Successive governments have failed to invest the required capital for modernisation and expansion of the IR as per the growing needs. As much as 40 percent of the IR’s 1,219 line sections are utilised beyond 100 percent of capacity, according to a February 2015 White Paper of IR. Technically, a section using more than 90 percent of its capacity is considered saturated.
Privatisation of Indian Railways
During the last 25 years, every government, irrespective of the political party in power at the centre, has been carrying out the privatisation of Indian Railways in the name of “restructuring”, “rationalisation”, “modernisation” and lately in the name of “monetisation”. The privatisation of Indian Railways has been done stealthily in the form of outsourcing, corporatisation and PPP (Public Private Partnership, which in practice means that losses are public, to while the profits are private).

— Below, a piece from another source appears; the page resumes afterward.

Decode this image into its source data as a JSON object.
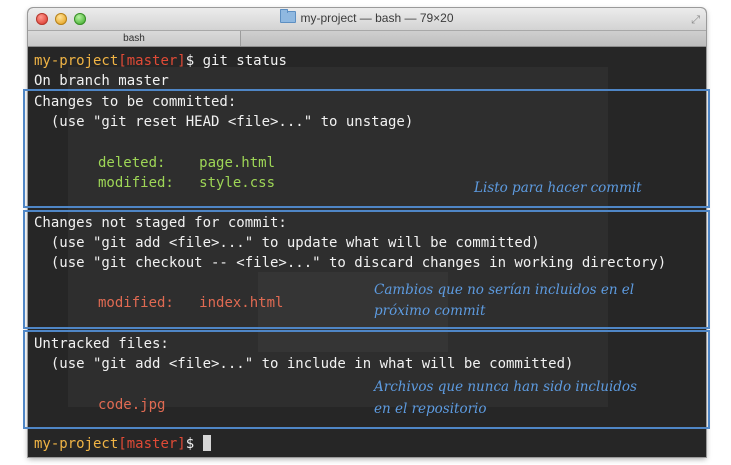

The programme of privatising Indian Railways was initiated by the Congress-led coalition government headed by Narasimha Rao in 1994, as part of the overall program of globalisation through liberalisation and privatisation.
1994: Three committees set up to recommend reforms in the IR
2001: Rakesh Mohan Committee proposed dividing railway activities into ‘core’ and ‘non-core’ and out-sourcing and corporatization of non-core activities. Outsourcing means to give out some particular activity, which has so far been carried out by the workers of Indian Railways, on contract to a private operator.
Over the years a large number of activities such as cleaning of railway stations, washing of trains, food catering, loading/unloading of bed rolls, maintenance of air conditioning of A/C coaches, etc. were outsourced. Important activities like maintenance of telecom network and IT systems were also outsourced along with running of schools, colleges and hospitals for welfare of rail workers.
2006: Privatisation of goods transport by containers.
2011: Sam Pitroda Committee on Modernisation pushed PPP.
2014: Bibek Debroy Committee recommended introduction of private passenger and goods train in competition with the Indian Railways.
2014: 17 key areas of railways opened for 100% foreign direct investment (FDI). Two high value diesel and electric locomotive manufacturing plants with foreign capital from GE of USA and Alstom of France are already under operation.
2017 – 2021:
• Announced private passenger trains on 109 profitable routes in 12 cluster from 2022.
• Announced private freight trains on the Western and Eastern Dedicated Freight Corridors from 2022.
• Plan to corporatise seven production units of railways, producing coaches and engines. Due to very strong opposition of workers and their families, it has been deferred for the time being.
• Privatisation of over 100 railways stations in the name of their redevelopment and modernisation has actively begun. Passengers to pay additional ‘user fee’ when travelling through these stations.
• Monetisation of 87 land parcels, 84 railway colonies and 4 hill railways. Monetisation means that these assets of the Indian Railways will be handed over to capitalists on long lease for making profit.
Since the Indian Railways is a Department of the Government of India, it cannot be sold directly. That is why it is being systematically broken up into different corporations and privatised part by part. About two dozen corporations have already been formed by separating activities that were previously performed by the IR and several more are being planned. Privatisation of IRCTC, IRCON, RITES, Rail Vikas Nigam, IRFC and RailTel Corporation of India has already begun through the sale of their shares.
Privatisation is a program which will ultimately lead to the transfer of all profitable activities of Indian Railways into private hands, leaving only the tracks and loss-making operations under government ownership.